> _TASK TO COMPLETE_: Wherever "from" appears in a line of the listing, report that line.
*** MATERIAL SHOWN Section Begins ***
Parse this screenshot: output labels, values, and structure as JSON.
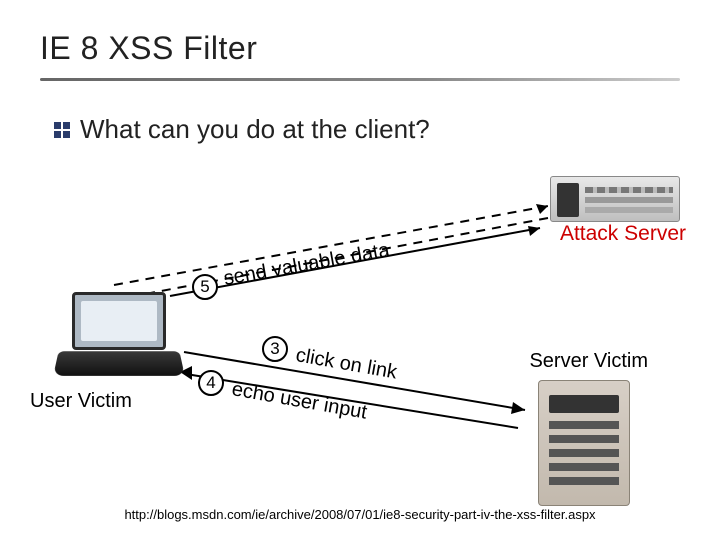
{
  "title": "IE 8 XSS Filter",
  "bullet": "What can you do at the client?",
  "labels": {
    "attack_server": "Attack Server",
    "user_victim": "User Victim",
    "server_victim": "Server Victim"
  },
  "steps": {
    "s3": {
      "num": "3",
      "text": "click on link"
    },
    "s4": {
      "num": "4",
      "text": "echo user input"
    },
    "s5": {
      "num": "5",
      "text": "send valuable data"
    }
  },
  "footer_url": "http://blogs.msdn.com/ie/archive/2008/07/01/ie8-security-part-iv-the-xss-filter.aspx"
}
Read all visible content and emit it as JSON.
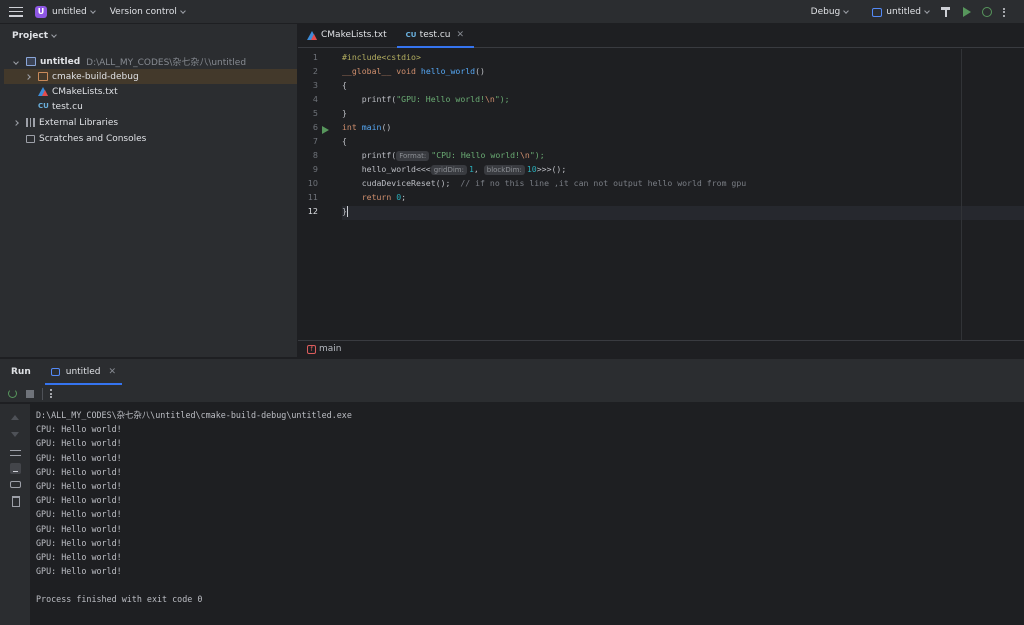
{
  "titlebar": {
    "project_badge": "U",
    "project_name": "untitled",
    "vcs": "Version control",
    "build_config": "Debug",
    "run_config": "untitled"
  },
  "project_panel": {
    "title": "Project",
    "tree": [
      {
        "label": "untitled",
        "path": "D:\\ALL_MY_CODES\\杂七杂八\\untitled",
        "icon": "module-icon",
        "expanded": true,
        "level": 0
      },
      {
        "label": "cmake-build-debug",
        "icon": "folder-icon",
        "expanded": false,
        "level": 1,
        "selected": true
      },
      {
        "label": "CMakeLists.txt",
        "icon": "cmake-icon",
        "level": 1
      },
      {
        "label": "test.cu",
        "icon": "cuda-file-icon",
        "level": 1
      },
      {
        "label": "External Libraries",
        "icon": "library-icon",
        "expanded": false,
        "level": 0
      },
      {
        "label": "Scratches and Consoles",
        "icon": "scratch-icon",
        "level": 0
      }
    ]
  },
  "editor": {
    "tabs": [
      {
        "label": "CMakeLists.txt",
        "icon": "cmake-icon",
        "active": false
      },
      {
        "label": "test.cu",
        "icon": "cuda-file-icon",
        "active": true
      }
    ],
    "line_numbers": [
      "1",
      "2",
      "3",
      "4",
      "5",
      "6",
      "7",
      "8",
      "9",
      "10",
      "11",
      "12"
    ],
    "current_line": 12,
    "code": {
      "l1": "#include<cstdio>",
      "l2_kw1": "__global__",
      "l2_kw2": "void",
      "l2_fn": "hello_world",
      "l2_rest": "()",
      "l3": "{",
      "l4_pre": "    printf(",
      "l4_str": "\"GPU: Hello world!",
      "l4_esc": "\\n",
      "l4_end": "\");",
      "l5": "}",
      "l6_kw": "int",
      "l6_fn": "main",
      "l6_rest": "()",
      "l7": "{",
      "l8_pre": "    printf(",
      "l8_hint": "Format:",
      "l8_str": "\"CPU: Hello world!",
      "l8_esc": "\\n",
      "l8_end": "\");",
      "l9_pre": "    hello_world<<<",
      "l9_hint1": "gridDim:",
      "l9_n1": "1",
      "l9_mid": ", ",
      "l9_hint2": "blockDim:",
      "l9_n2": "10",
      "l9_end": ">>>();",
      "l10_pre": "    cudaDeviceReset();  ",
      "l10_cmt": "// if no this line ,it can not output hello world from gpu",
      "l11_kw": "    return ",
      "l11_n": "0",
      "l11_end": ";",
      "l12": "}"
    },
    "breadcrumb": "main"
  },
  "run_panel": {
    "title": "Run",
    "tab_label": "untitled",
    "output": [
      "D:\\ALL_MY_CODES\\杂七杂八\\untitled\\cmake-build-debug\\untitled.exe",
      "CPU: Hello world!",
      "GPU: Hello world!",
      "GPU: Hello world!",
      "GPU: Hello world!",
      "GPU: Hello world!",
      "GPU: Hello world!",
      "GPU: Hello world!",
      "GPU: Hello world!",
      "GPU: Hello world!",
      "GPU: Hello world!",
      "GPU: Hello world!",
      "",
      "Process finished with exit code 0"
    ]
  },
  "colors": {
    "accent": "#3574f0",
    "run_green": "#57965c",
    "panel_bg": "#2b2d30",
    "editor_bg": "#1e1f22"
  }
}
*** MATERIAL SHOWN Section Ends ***
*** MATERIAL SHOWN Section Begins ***
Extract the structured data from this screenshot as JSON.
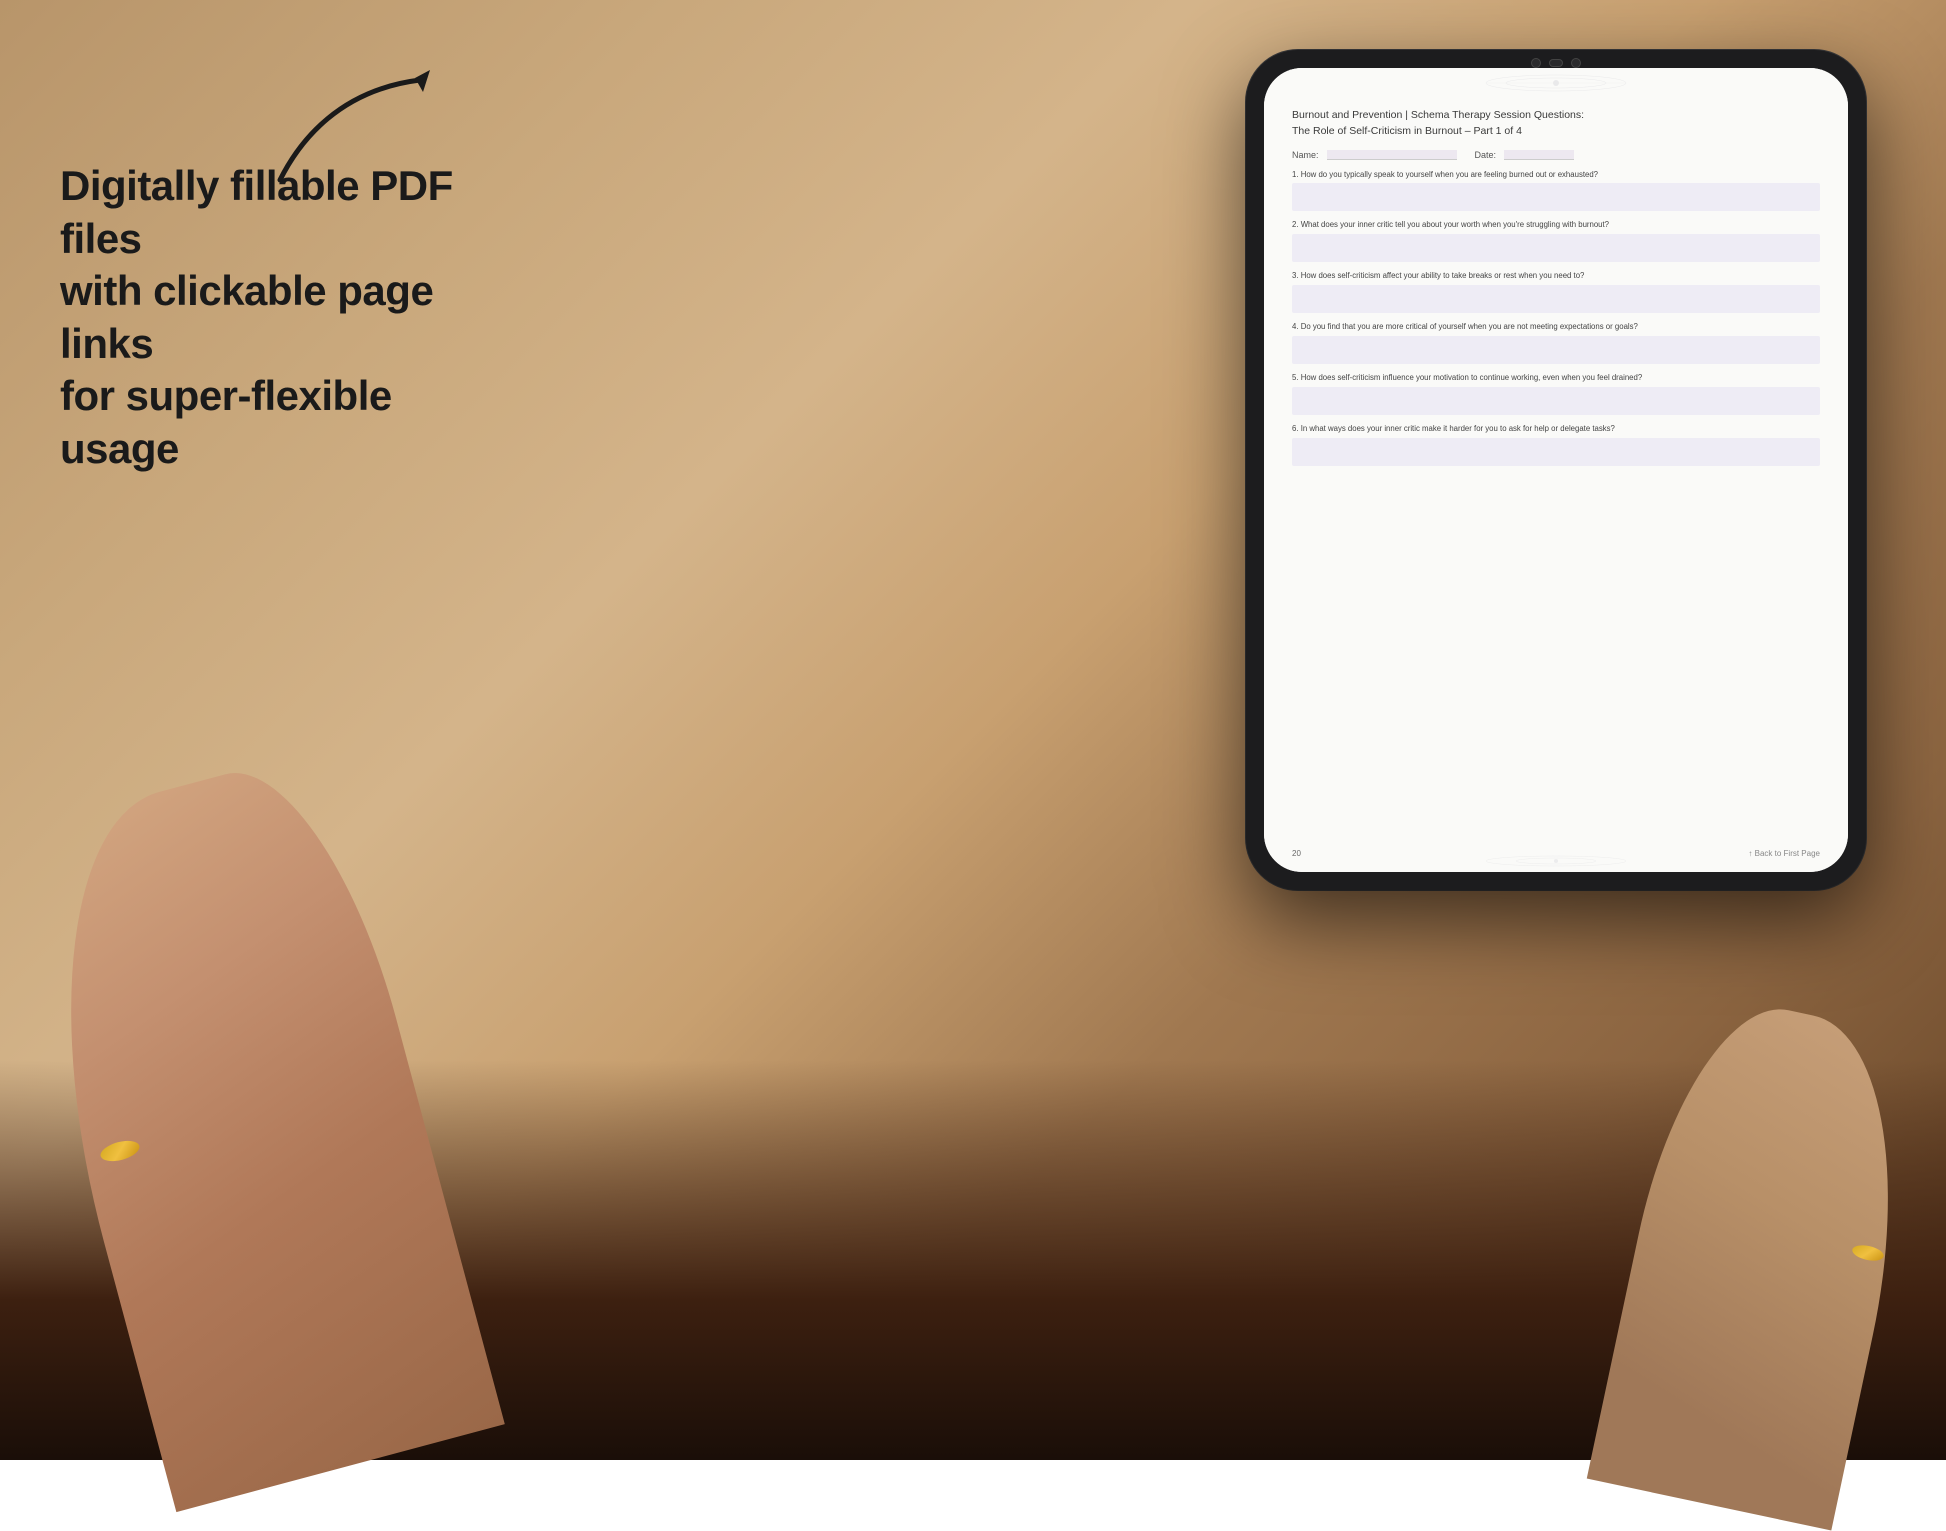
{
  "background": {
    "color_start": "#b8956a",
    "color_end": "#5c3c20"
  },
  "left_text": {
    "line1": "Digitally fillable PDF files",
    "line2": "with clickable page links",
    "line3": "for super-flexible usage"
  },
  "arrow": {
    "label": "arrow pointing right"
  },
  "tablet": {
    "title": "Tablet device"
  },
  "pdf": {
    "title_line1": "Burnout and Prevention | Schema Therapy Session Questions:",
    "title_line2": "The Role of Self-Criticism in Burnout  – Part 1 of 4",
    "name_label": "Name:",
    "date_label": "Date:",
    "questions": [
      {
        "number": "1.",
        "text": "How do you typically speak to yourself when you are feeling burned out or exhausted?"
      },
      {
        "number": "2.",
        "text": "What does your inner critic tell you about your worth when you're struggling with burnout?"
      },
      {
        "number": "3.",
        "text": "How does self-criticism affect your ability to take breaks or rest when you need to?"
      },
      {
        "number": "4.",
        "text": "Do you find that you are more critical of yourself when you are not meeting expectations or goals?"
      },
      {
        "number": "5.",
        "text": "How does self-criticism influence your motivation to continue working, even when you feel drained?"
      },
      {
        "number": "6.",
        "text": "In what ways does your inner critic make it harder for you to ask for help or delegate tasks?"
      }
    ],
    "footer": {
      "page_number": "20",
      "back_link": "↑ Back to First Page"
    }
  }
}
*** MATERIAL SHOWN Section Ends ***
> _WORKED SOLUTION_:
      "l10_cmt": "// if no this line ,it can not output hello world from gpu",
Extract the structured data from this screenshot as JSON.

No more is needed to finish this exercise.